Figure 1. Photo of corrosion occurring in a pipe flange.

Figure 1. Photo of corrosion occurring in a pipe flange.

Issues Associated With Flange Corrosion

In the current economic environment, companies in the oil and gas industry are under constant pressure to increase the efficiency of delivery systems while minimizing shutdowns due to unplanned maintenance and repair activities.

In large refineries, which typically consist of several thousand feet of piping and joints, flange corrosion is not only costly but can also halt production, resulting in thousands of dollars (even millions depending on the industry) in lost revenue.

One of the main issues associated with pipeline flange corrosion is leakage. Corrosion leads to material loss in the flange face. This ultimately results in a compromised sealing surface, leading to loss of containment of the pipeline product. In industries that are responsible for transporting hydrocarbons, the consequences of this type of failure are often severe.

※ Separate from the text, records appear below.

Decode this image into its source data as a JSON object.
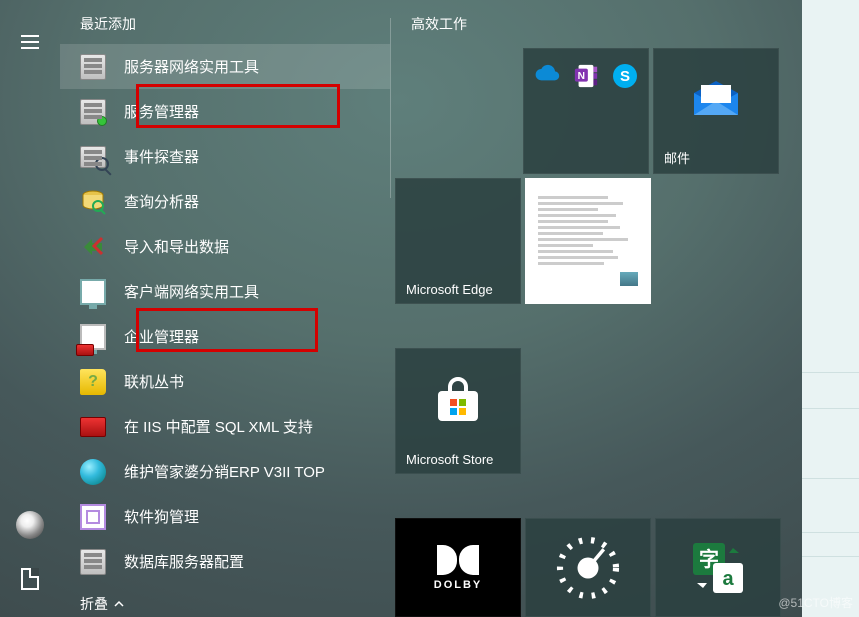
{
  "section_header": "最近添加",
  "collapse_label": "折叠",
  "app_items": [
    {
      "label": "服务器网络实用工具",
      "icon": "server-network"
    },
    {
      "label": "服务管理器",
      "icon": "server-manager"
    },
    {
      "label": "事件探查器",
      "icon": "profiler"
    },
    {
      "label": "查询分析器",
      "icon": "query-analyzer"
    },
    {
      "label": "导入和导出数据",
      "icon": "dts"
    },
    {
      "label": "客户端网络实用工具",
      "icon": "client-network"
    },
    {
      "label": "企业管理器",
      "icon": "enterprise-manager"
    },
    {
      "label": "联机丛书",
      "icon": "books-online"
    },
    {
      "label": "在 IIS 中配置 SQL XML 支持",
      "icon": "iis-sqlxml"
    },
    {
      "label": "维护管家婆分销ERP V3II TOP",
      "icon": "maintain-erp"
    },
    {
      "label": "软件狗管理",
      "icon": "dongle-manager"
    },
    {
      "label": "数据库服务器配置",
      "icon": "db-server-config"
    }
  ],
  "tiles": {
    "group_label": "高效工作",
    "mail_label": "邮件",
    "edge_label": "Microsoft Edge",
    "store_label": "Microsoft Store"
  },
  "colors": {
    "highlight": "#d40000",
    "mail_blue": "#0078d4",
    "onedrive_blue": "#0c8ad6",
    "onenote_purple": "#8233b0",
    "skype_blue": "#00aff0"
  },
  "watermark": "@51CTO博客"
}
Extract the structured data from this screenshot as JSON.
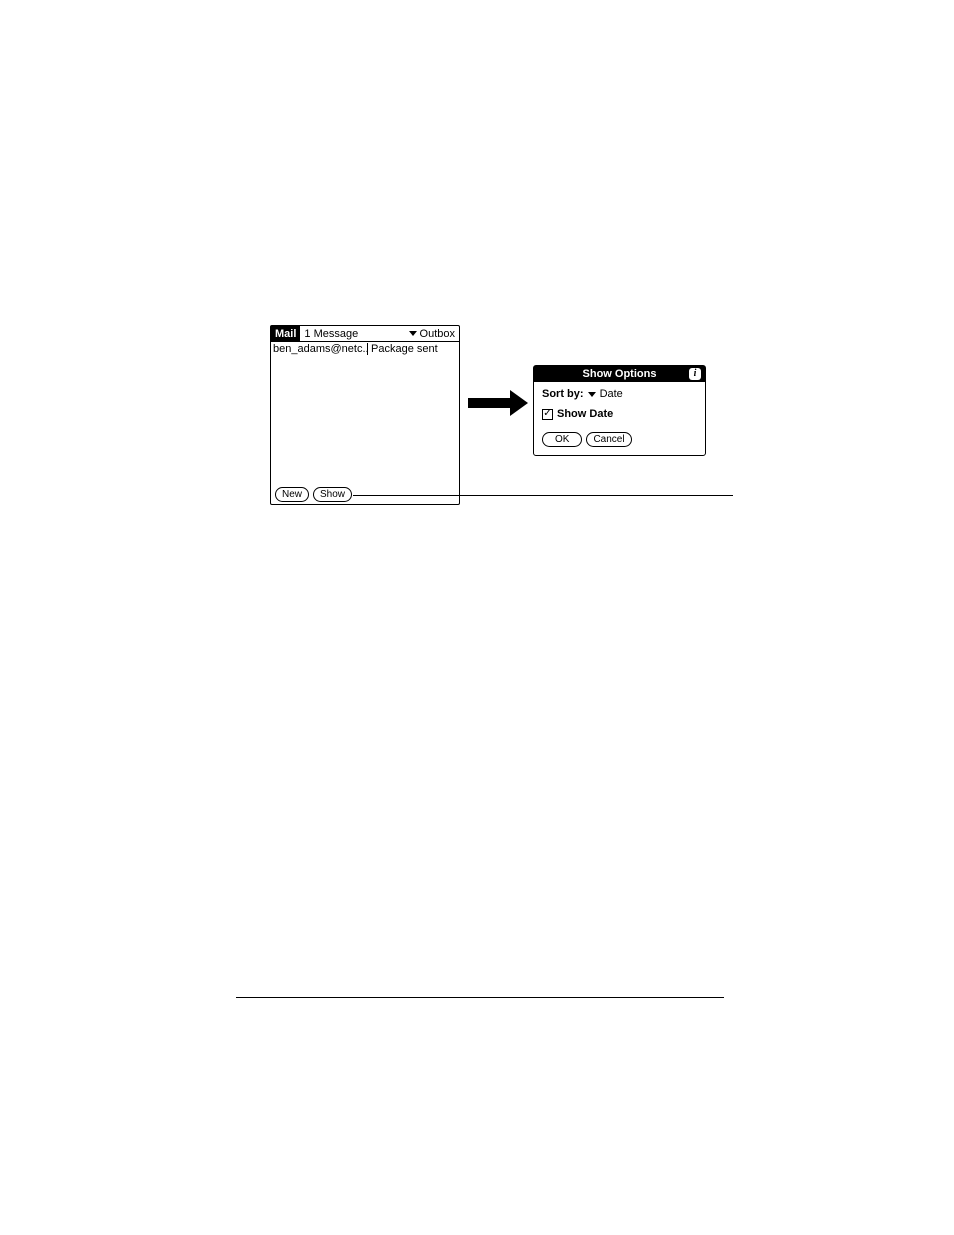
{
  "mail": {
    "app_title": "Mail",
    "message_count": "1 Message",
    "folder": "Outbox",
    "row": {
      "from": "ben_adams@netc...",
      "subject": "Package sent"
    },
    "buttons": {
      "new": "New",
      "show": "Show"
    }
  },
  "options": {
    "title": "Show Options",
    "info_glyph": "i",
    "sort_by_label": "Sort by:",
    "sort_by_value": "Date",
    "show_date_label": "Show Date",
    "checkbox_checked": "✓",
    "ok": "OK",
    "cancel": "Cancel"
  }
}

Leaked chemicals are hazardous to the environment. These chemicals can eventually make their way to natural waterways, where they can be detrimental to wildlife and plant life. Additionally, leaks due to compromised flanges can also pose a serious threat to human health, particularly in industries where pipelines are responsible for transporting toxic gases and liquids.

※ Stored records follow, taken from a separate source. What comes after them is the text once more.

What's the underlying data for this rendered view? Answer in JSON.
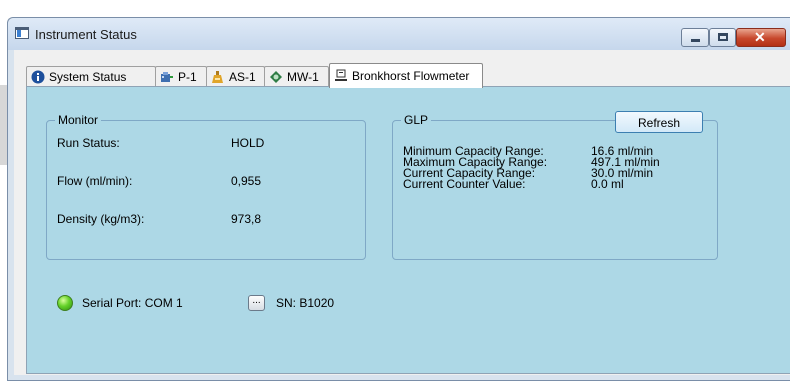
{
  "window": {
    "title": "Instrument Status",
    "close_glyph": "✕"
  },
  "tabs": [
    {
      "label": "System Status",
      "icon": "info-icon"
    },
    {
      "label": "P-1",
      "icon": "pump-icon"
    },
    {
      "label": "AS-1",
      "icon": "autosampler-icon"
    },
    {
      "label": "MW-1",
      "icon": "valve-icon"
    },
    {
      "label": "Bronkhorst Flowmeter",
      "icon": "flowmeter-icon",
      "active": true
    }
  ],
  "monitor": {
    "title": "Monitor",
    "rows": [
      {
        "label": "Run Status:",
        "value": "HOLD"
      },
      {
        "label": "Flow (ml/min):",
        "value": "0,955"
      },
      {
        "label": "Density (kg/m3):",
        "value": "973,8"
      }
    ]
  },
  "glp": {
    "title": "GLP",
    "refresh_label": "Refresh",
    "rows": [
      {
        "label": "Minimum Capacity Range:",
        "value": "16.6 ml/min"
      },
      {
        "label": "Maximum Capacity Range:",
        "value": "497.1 ml/min"
      },
      {
        "label": "Current Capacity Range:",
        "value": "30.0 ml/min"
      },
      {
        "label": "Current Counter Value:",
        "value": "0.0 ml"
      }
    ]
  },
  "connection": {
    "serial_port": "Serial Port:  COM 1",
    "dots": "...",
    "serial_number": "SN:  B1020",
    "status_color": "#66d22a"
  },
  "colors": {
    "panel_background": "#add8e6",
    "title_bar": "#c6d7ec",
    "close_button": "#c7472c"
  }
}
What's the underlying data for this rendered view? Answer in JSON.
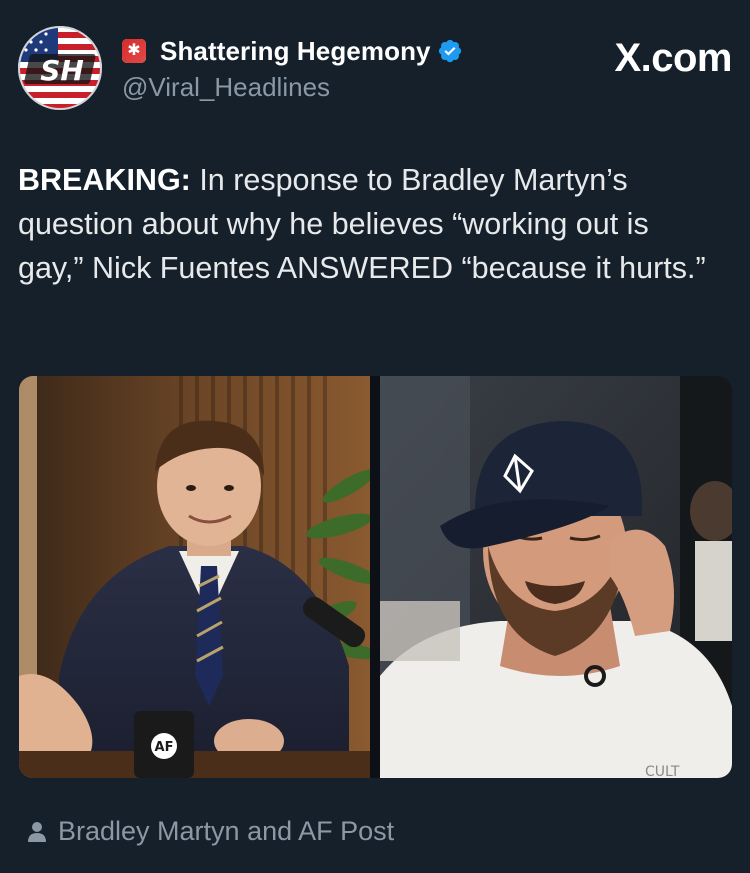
{
  "author": {
    "display_name": "Shattering Hegemony",
    "handle": "@Viral_Headlines",
    "avatar_text": "SH",
    "name_emoji": "flag-emoji-icon",
    "verified": true
  },
  "source_label": "X.com",
  "tweet": {
    "lead": "BREAKING:",
    "body": " In response to Bradley Martyn’s question about why he believes “working out is gay,” Nick Fuentes ANSWERED “because it hurts.”"
  },
  "media": {
    "left_image": "man-in-suit-photo",
    "left_mug_text": "AF",
    "right_image": "man-in-cap-photo"
  },
  "tagged_users": "Bradley Martyn and AF Post",
  "colors": {
    "background": "#15202b",
    "primary_text": "#e7e9ea",
    "secondary_text": "#8b98a5",
    "verified": "#1d9bf0"
  }
}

In the petrochemical industry, where pipeline contents are typically flammable and under high pressure, damaged flanges can also be the source of catastrophic fires and explosions.

In some cases, corrosion at the flange can cause metal fragments and corrosion products to travel downstream, compromising the quality of the transported product. Additionally, dislodged metal fragments can become stuck in other areas of the pipeline, promoting further galvanic corrosion and pitting. This downstream pitting corrosion can cause more leaks and compromise the overall structural integrity of the piping system as a whole.

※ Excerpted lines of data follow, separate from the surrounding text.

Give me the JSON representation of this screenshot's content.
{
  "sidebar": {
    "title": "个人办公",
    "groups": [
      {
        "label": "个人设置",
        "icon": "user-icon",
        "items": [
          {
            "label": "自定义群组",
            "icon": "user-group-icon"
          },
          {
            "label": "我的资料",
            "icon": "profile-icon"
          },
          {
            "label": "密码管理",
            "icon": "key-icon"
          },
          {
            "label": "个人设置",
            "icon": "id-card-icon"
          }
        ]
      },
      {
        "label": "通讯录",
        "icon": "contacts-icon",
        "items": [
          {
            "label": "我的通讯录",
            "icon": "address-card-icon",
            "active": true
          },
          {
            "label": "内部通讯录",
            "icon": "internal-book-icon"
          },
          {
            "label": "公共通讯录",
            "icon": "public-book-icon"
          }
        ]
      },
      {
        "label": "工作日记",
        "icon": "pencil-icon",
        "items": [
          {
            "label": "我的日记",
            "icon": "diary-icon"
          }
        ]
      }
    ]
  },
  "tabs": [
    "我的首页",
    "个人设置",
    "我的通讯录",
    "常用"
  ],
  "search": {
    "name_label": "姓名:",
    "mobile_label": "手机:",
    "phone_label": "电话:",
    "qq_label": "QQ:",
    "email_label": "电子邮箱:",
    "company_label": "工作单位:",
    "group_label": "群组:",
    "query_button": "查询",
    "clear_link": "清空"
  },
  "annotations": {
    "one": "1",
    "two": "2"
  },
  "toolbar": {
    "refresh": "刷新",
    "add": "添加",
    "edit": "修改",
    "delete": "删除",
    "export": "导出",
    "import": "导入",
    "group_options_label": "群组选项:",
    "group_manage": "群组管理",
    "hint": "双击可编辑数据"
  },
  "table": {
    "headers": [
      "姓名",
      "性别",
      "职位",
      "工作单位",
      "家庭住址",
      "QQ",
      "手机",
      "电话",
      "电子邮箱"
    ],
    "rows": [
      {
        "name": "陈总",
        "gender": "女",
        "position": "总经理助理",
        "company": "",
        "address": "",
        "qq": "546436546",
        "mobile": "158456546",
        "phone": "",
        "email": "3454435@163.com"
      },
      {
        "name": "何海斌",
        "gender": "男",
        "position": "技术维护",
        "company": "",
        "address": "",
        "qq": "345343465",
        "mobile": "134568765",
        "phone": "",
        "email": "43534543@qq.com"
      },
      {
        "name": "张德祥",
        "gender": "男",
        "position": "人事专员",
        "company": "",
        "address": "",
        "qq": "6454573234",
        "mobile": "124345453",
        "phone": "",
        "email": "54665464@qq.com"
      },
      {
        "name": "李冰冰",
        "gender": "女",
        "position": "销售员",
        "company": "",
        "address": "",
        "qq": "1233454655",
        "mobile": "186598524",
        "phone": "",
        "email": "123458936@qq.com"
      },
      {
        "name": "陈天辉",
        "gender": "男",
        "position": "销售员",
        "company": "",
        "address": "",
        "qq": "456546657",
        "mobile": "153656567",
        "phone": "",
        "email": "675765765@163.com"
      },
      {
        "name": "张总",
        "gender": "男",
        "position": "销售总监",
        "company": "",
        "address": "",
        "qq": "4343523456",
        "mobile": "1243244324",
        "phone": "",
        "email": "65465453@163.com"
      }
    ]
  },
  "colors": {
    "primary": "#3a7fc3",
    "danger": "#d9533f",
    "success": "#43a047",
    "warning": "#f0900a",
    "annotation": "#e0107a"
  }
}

Flange Corrosion Prevention and Repair Methods

Pipeline flanges present a unique challenge because prevention solutions must be able to resist corrosion while facilitating fasteners for maintenance and disassembly.

Gaskets are one of the most common and trusted methods for preventing the formation of corrosion at the pipe flanges. A well designed and properly installed gasket seals the connection between two adjoining pipe flanges, thus preventing pipe fluids from accumulating in gaps and preventing crevice corrosion.

Gaskets also serve to electronically isolate the connection between flanges. This isolation restricts direct contact between dissimilar pipe materials, preventing the formation of galvanic corrosion.

However, one of the most significant benefits of flange isolation is its ability to improve the efficiency of impressed current cathodic protection systems (ICCP). In large piping networks, it is not practical or feasible to protect pipes using passive cathodic protection (CP) methods. In this case, ICCP systems are preferred.

In this corrosion protection system, an external power source delivers an electric current to drive the electrochemical process. When protecting vast pipelines, isolation "breaks up" the electrical connectivity between adjoining pipes, separating them into smaller, more manageable sections.

This serves to optimize the current output from the ICCP's rectifier and improve the overall efficiency of the corrosion protection system.

In the event that the flange is damaged such that the interface between the gasket and the flange can no longer provide an adequate seal, then replacement or repair of the pipe flange is required to prevent the onset of corrosion.

Figure 1. Typical gasket/flange isolation solution.

Figure 2. Typical gasket/flange isolation solution.

Final Thoughts

Pipeline flange corrosion can lead to a multitude of issues ranging from product loss or contamination to potentially catastrophic explosions. If left undetected and unmanaged, flange corrosion can affect the piping network as a whole.

There are several methods that can help minimize the rate and occurrence of this type of corrosion, the most popular of which is gasketing/isolation kits.

These devices ensure that flanges remain free of corrosion-causing fluids while keeping them separated from direct contact with adjoining metal flanges.